##### DATA FOR THIS TASK #####

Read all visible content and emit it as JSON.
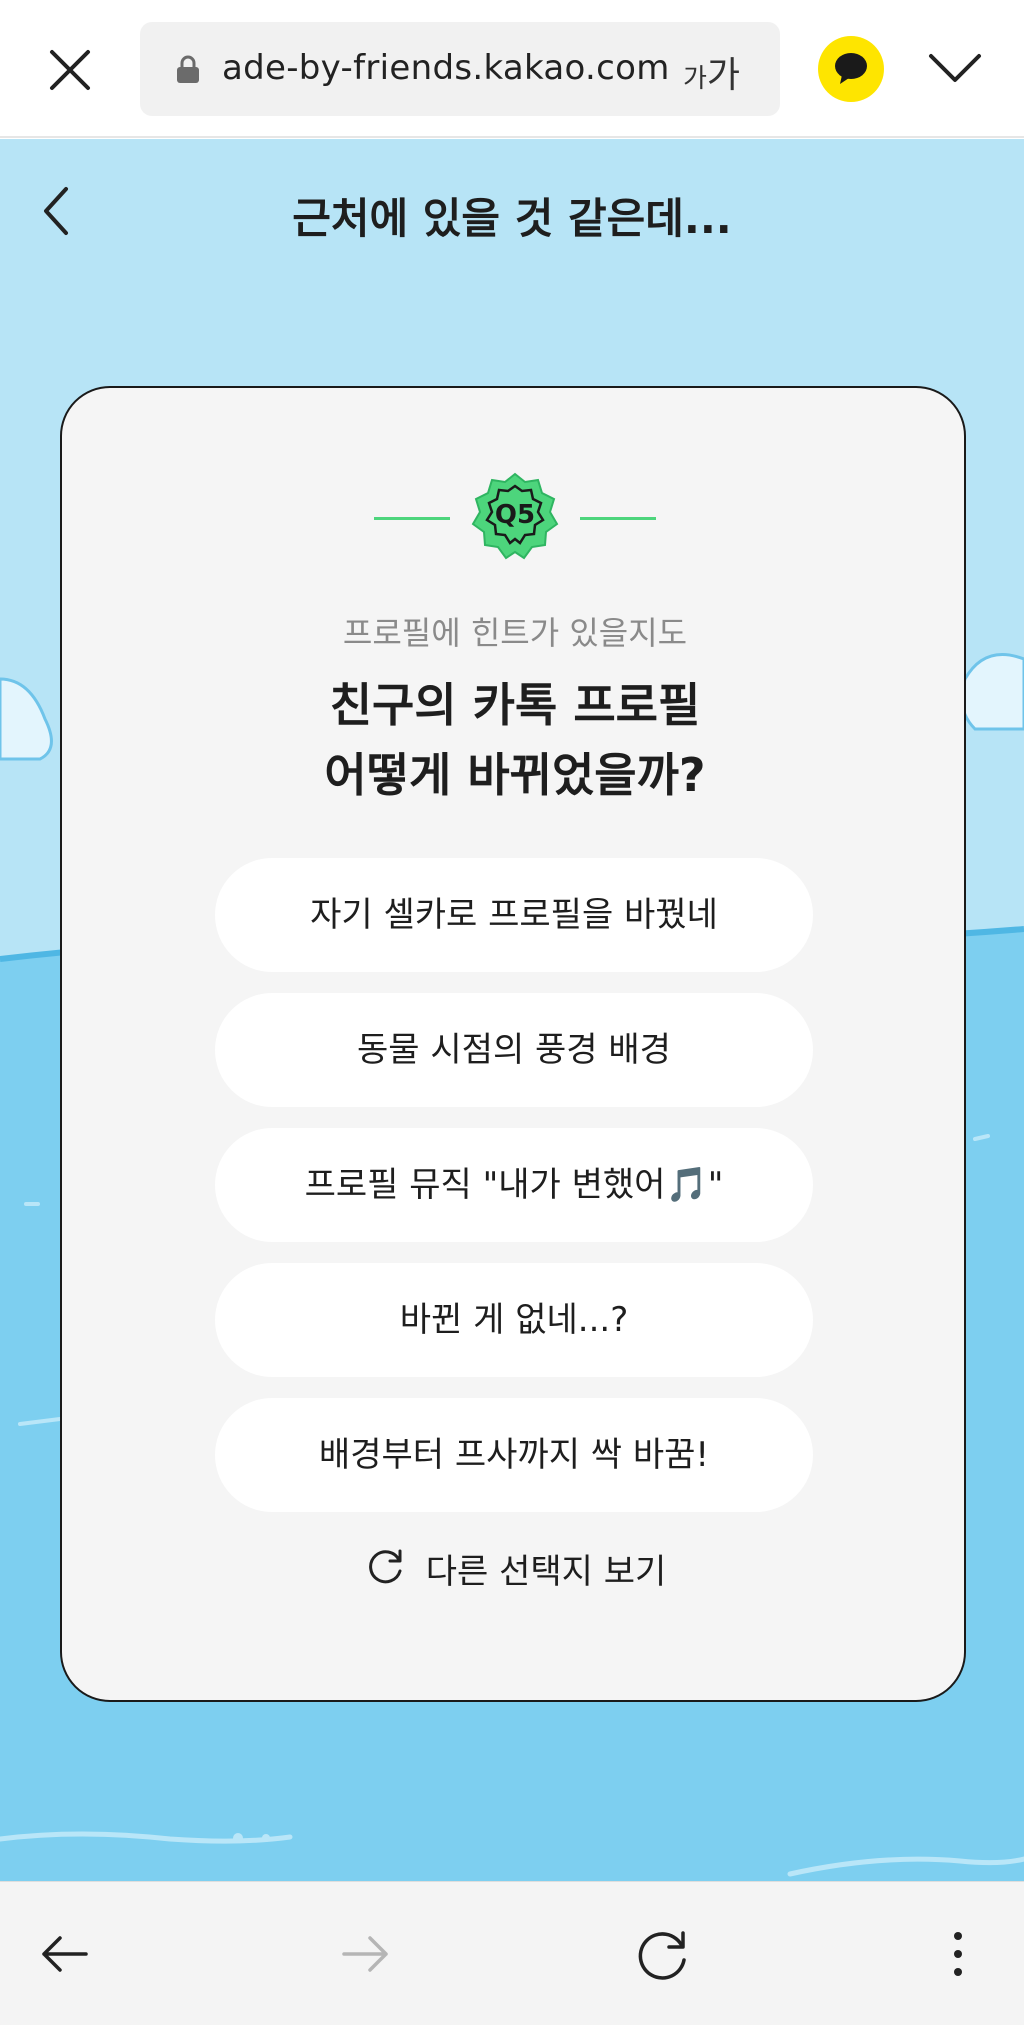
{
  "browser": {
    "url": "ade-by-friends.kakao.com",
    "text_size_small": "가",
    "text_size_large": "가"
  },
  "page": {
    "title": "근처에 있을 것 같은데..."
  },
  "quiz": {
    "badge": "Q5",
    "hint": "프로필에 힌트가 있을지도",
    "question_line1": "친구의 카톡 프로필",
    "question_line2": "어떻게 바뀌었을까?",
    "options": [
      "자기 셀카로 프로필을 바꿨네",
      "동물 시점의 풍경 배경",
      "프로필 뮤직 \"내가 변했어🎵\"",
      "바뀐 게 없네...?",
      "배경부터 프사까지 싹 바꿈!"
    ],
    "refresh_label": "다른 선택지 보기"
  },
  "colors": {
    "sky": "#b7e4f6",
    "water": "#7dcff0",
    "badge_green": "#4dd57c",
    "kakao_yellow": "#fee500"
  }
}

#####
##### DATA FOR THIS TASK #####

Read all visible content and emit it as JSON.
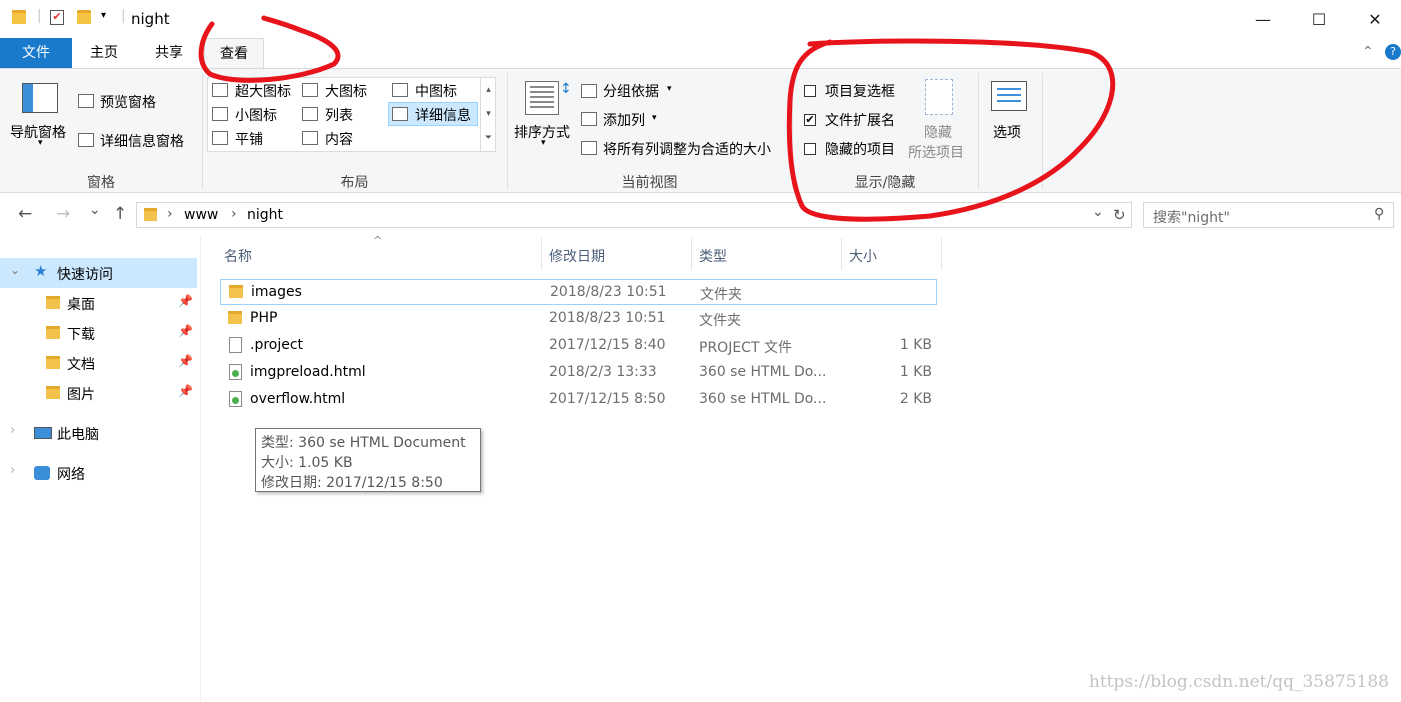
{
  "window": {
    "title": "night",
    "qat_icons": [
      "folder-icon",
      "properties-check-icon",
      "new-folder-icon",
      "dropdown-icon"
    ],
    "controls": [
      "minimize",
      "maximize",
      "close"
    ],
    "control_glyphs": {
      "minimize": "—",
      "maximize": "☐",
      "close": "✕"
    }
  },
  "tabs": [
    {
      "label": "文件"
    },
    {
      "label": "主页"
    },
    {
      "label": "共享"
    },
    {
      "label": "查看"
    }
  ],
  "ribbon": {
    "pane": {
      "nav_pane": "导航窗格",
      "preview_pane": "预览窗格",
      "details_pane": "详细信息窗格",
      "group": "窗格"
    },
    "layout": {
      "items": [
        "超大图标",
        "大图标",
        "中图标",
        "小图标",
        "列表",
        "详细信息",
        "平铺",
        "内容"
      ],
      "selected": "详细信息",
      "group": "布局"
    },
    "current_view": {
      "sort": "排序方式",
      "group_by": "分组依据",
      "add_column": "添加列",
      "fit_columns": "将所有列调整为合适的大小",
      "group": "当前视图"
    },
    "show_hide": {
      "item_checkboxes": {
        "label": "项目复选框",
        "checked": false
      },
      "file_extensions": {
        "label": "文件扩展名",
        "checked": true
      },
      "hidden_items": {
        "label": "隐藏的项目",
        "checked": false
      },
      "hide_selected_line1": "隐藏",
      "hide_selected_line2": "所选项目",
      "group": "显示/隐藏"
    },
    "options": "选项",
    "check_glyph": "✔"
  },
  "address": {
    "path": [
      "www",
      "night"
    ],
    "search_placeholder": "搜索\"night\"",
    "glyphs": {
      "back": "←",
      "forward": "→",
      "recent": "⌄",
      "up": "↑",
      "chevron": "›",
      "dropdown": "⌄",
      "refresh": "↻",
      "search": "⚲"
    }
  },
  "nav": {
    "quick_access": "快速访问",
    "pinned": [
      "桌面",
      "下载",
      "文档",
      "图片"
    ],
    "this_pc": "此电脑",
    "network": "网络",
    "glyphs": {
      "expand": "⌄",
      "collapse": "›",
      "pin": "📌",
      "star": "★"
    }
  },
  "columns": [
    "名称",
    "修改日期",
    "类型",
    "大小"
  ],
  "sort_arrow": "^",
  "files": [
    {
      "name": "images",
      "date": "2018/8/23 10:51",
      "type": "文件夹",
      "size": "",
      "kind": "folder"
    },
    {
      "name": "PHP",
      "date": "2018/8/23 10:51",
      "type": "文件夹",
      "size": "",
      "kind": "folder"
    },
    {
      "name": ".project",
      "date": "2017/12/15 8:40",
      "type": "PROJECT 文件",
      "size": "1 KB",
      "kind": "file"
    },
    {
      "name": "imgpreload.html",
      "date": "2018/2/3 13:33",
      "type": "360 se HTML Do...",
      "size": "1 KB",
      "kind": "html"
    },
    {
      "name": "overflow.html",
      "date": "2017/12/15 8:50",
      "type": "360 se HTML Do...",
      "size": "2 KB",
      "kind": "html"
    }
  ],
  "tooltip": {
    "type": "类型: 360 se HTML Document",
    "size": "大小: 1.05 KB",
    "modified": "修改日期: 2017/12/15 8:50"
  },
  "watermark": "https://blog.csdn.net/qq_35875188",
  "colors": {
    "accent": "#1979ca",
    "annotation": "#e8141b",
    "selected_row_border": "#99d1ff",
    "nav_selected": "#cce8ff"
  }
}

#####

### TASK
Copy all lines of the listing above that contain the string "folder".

### SOLUTION TO THIS PROBLEM
      "folder-icon",
      "new-folder-icon",
      "kind": "folder"
      "kind": "folder"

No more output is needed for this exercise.